Extracted records:
══════════
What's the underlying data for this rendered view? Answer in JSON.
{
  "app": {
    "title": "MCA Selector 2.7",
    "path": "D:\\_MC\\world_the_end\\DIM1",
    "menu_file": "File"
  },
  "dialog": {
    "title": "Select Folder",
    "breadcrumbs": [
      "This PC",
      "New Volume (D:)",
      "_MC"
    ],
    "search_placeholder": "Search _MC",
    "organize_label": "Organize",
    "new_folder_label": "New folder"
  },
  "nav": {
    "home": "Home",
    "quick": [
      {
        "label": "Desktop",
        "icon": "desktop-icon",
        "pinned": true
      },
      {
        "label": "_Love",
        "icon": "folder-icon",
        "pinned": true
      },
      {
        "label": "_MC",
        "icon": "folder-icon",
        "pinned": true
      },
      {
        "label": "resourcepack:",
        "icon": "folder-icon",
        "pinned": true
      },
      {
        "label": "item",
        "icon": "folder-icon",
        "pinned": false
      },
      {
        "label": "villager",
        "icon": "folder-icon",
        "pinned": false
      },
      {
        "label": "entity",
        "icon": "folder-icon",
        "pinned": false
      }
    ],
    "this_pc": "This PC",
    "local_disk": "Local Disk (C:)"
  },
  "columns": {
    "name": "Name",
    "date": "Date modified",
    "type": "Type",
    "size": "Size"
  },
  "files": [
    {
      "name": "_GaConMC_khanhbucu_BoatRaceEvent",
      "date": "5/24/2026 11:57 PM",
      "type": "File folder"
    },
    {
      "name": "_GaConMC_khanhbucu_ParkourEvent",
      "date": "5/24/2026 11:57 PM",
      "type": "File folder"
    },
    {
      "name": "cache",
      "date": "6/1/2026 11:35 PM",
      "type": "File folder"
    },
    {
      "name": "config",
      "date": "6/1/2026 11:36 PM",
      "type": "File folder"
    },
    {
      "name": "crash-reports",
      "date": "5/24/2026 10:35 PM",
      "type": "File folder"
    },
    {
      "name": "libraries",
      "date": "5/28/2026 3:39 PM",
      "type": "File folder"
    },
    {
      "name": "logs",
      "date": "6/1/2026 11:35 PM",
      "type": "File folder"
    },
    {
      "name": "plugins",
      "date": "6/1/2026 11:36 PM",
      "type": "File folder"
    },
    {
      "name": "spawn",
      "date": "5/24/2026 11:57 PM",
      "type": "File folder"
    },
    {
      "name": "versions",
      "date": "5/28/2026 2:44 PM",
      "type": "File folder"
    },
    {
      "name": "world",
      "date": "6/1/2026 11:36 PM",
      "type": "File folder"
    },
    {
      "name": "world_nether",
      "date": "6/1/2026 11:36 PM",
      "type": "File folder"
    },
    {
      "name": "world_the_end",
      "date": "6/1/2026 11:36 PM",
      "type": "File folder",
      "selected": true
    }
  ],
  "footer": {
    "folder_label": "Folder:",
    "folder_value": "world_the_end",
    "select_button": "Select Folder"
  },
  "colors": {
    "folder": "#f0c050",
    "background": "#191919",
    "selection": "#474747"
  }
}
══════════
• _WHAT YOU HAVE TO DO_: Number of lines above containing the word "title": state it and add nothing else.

• _TASK RESULT_: 2